[Records from a dataset]
+ + +
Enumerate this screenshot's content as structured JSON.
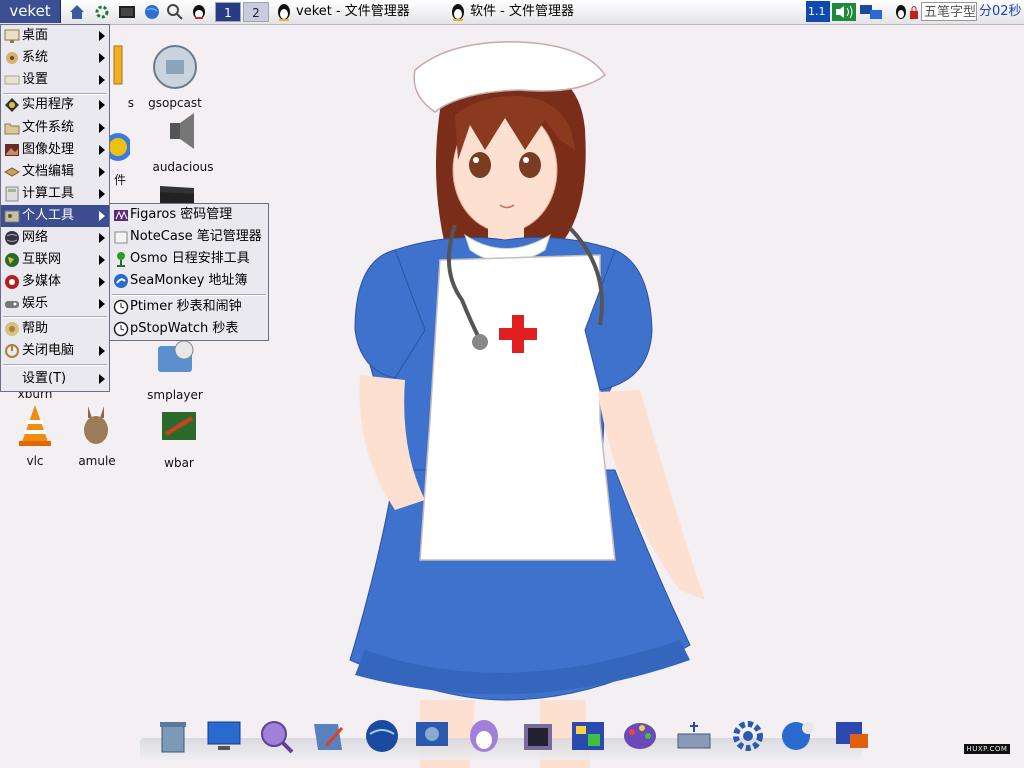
{
  "taskbar": {
    "start_label": "veket",
    "workspaces": [
      "1",
      "2"
    ],
    "tasks": [
      "veket - 文件管理器",
      "软件 - 文件管理器"
    ],
    "clock_partial": "1.1",
    "ime_label": "五笔字型",
    "timer_text": "分02秒"
  },
  "main_menu": {
    "items": [
      {
        "label": "桌面",
        "icon": "desktop-icon"
      },
      {
        "label": "系统",
        "icon": "system-icon"
      },
      {
        "label": "设置",
        "icon": "settings-icon"
      },
      {
        "label": "实用程序",
        "icon": "utilities-icon"
      },
      {
        "label": "文件系统",
        "icon": "filesystem-icon"
      },
      {
        "label": "图像处理",
        "icon": "graphics-icon"
      },
      {
        "label": "文档编辑",
        "icon": "document-icon"
      },
      {
        "label": "计算工具",
        "icon": "calculator-icon"
      },
      {
        "label": "个人工具",
        "icon": "personal-tools-icon"
      },
      {
        "label": "网络",
        "icon": "network-icon"
      },
      {
        "label": "互联网",
        "icon": "internet-icon"
      },
      {
        "label": "多媒体",
        "icon": "multimedia-icon"
      },
      {
        "label": "娱乐",
        "icon": "games-icon"
      },
      {
        "label": "帮助",
        "icon": "help-icon"
      },
      {
        "label": "关闭电脑",
        "icon": "shutdown-icon"
      },
      {
        "label": "设置(T)",
        "icon": ""
      }
    ]
  },
  "sub_menu": {
    "items": [
      {
        "label": "Figaros 密码管理",
        "icon": "password-manager-icon"
      },
      {
        "label": "NoteCase 笔记管理器",
        "icon": "notes-icon"
      },
      {
        "label": "Osmo 日程安排工具",
        "icon": "calendar-pin-icon"
      },
      {
        "label": "SeaMonkey 地址簿",
        "icon": "addressbook-icon"
      },
      {
        "label": "Ptimer 秒表和闹钟",
        "icon": "clock-icon"
      },
      {
        "label": "pStopWatch 秒表",
        "icon": "stopwatch-icon"
      }
    ]
  },
  "desktop_icons": [
    {
      "label": "s",
      "icon": "pencil-icon"
    },
    {
      "label": "gsopcast",
      "icon": "gsopcast-icon"
    },
    {
      "label": "件",
      "icon": "files-icon"
    },
    {
      "label": "audacious",
      "icon": "speaker-icon"
    },
    {
      "label": "smplayer",
      "icon": "smplayer-icon"
    },
    {
      "label": "xburn",
      "icon": "xburn-icon"
    },
    {
      "label": "vlc",
      "icon": "vlc-cone-icon"
    },
    {
      "label": "amule",
      "icon": "amule-mule-icon"
    },
    {
      "label": "wbar",
      "icon": "wbar-icon"
    }
  ],
  "watermark": "HUXP.COM",
  "colors": {
    "accent": "#3c4d92",
    "menu_bg": "#ebe9f0",
    "desktop_bg": "#f3eff3",
    "timer": "#1a3fc9"
  }
}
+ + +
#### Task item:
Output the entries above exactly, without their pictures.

#### Result of the exercise:
Enumerate this screenshot's content as structured JSON.
{
  "taskbar": {
    "start_label": "veket",
    "workspaces": [
      "1",
      "2"
    ],
    "tasks": [
      "veket - 文件管理器",
      "软件 - 文件管理器"
    ],
    "clock_partial": "1.1",
    "ime_label": "五笔字型",
    "timer_text": "分02秒"
  },
  "main_menu": {
    "items": [
      {
        "label": "桌面",
        "icon": "desktop-icon"
      },
      {
        "label": "系统",
        "icon": "system-icon"
      },
      {
        "label": "设置",
        "icon": "settings-icon"
      },
      {
        "label": "实用程序",
        "icon": "utilities-icon"
      },
      {
        "label": "文件系统",
        "icon": "filesystem-icon"
      },
      {
        "label": "图像处理",
        "icon": "graphics-icon"
      },
      {
        "label": "文档编辑",
        "icon": "document-icon"
      },
      {
        "label": "计算工具",
        "icon": "calculator-icon"
      },
      {
        "label": "个人工具",
        "icon": "personal-tools-icon"
      },
      {
        "label": "网络",
        "icon": "network-icon"
      },
      {
        "label": "互联网",
        "icon": "internet-icon"
      },
      {
        "label": "多媒体",
        "icon": "multimedia-icon"
      },
      {
        "label": "娱乐",
        "icon": "games-icon"
      },
      {
        "label": "帮助",
        "icon": "help-icon"
      },
      {
        "label": "关闭电脑",
        "icon": "shutdown-icon"
      },
      {
        "label": "设置(T)",
        "icon": ""
      }
    ]
  },
  "sub_menu": {
    "items": [
      {
        "label": "Figaros 密码管理",
        "icon": "password-manager-icon"
      },
      {
        "label": "NoteCase 笔记管理器",
        "icon": "notes-icon"
      },
      {
        "label": "Osmo 日程安排工具",
        "icon": "calendar-pin-icon"
      },
      {
        "label": "SeaMonkey 地址簿",
        "icon": "addressbook-icon"
      },
      {
        "label": "Ptimer 秒表和闹钟",
        "icon": "clock-icon"
      },
      {
        "label": "pStopWatch 秒表",
        "icon": "stopwatch-icon"
      }
    ]
  },
  "desktop_icons": [
    {
      "label": "s",
      "icon": "pencil-icon"
    },
    {
      "label": "gsopcast",
      "icon": "gsopcast-icon"
    },
    {
      "label": "件",
      "icon": "files-icon"
    },
    {
      "label": "audacious",
      "icon": "speaker-icon"
    },
    {
      "label": "smplayer",
      "icon": "smplayer-icon"
    },
    {
      "label": "xburn",
      "icon": "xburn-icon"
    },
    {
      "label": "vlc",
      "icon": "vlc-cone-icon"
    },
    {
      "label": "amule",
      "icon": "amule-mule-icon"
    },
    {
      "label": "wbar",
      "icon": "wbar-icon"
    }
  ],
  "watermark": "HUXP.COM",
  "colors": {
    "accent": "#3c4d92",
    "menu_bg": "#ebe9f0",
    "desktop_bg": "#f3eff3",
    "timer": "#1a3fc9"
  }
}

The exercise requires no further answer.